Is the Fed Behind the Curve?
There was at least a trio of recent articles by ex-Fed policy committee members arguing variants of the story that the Fed was in danger of losing its credibility because of being behind the curve.
I see no point of pursuing those articles since they are so lightweight. If inflation does head lower and things settle down, those authors will not admit they were panicking unnecessarily. They will just say that they were pointing out the risks.
The more interesting bit is that the premise is awkward. The Fed spent almost a decade missing its inflation target to the downside, never mind the “maximum employment” mandate that the hawks have thrown down the memory hole. If the recent jump in inflation — which was not exactly a complete surprise, rather the magnitude and timing was unclear — was enough to wipe out that “credibility,” what exactly is “credibility” worth? Is it truly optimal to drive the economy into a recession every time the inflation rate ticks above 2%?
Urban Legend About the German Constitution?
One of the stranger things I ran into with my manuscript is a story about (West) Germany and inflation that I wanted to note. When I was at some inflation-linked conference, some sell side analysts were discussing the prospects of a German inflation-linked bond. I was sure that they said that there was a need to get some form of legal dispensation for its issuance, since the German constitution — or Basic Law — allegedly barred using price indexation in contracts. (Since they indeed issued linkers, any alleged legal issues were apparently cleared up, but I was not paying attention to what happened.) In addition to this vaguely-remembered statement, I have found at least one reference to this “constitutional ban” in the economics literature. (The easiest to find citation was embedded in a footnote by a well-known American mainstream economist in a book on inflation reduction policies.)
However, when I looked at the translation of the German Basic Law (including an older version that would precede any recent amendments), such a clause was not visible. My initial queries led to a response that might be best described as “what are you talking about?”
I am just hoping that any of my readers will have any useful information on this. If it were purely my memory of some conference, I would drop it, but since the story has made its way into an academic paper, it seems worth pursuing.
I realised that it would be strange to release my book on inflation without having at least an inkling of an idea whether the latest rise in inflation in the United States (and Canada) is in fact transient or not.
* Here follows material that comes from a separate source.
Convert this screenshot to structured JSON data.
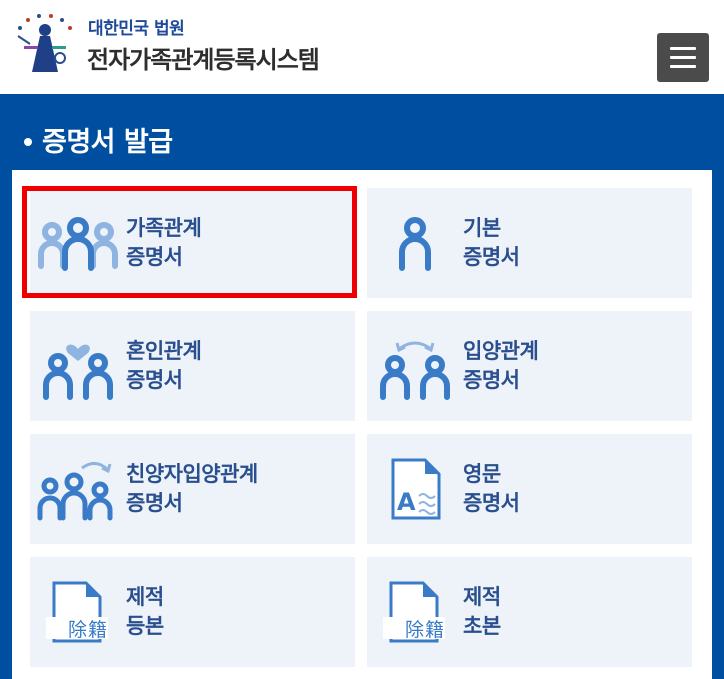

The book is not supposed to be about inflation forecasting, but the recent price rises are one of the few interesting things to happen on the inflation front for a couple of decades. As such, it seems best to wait, and instead look at other topics.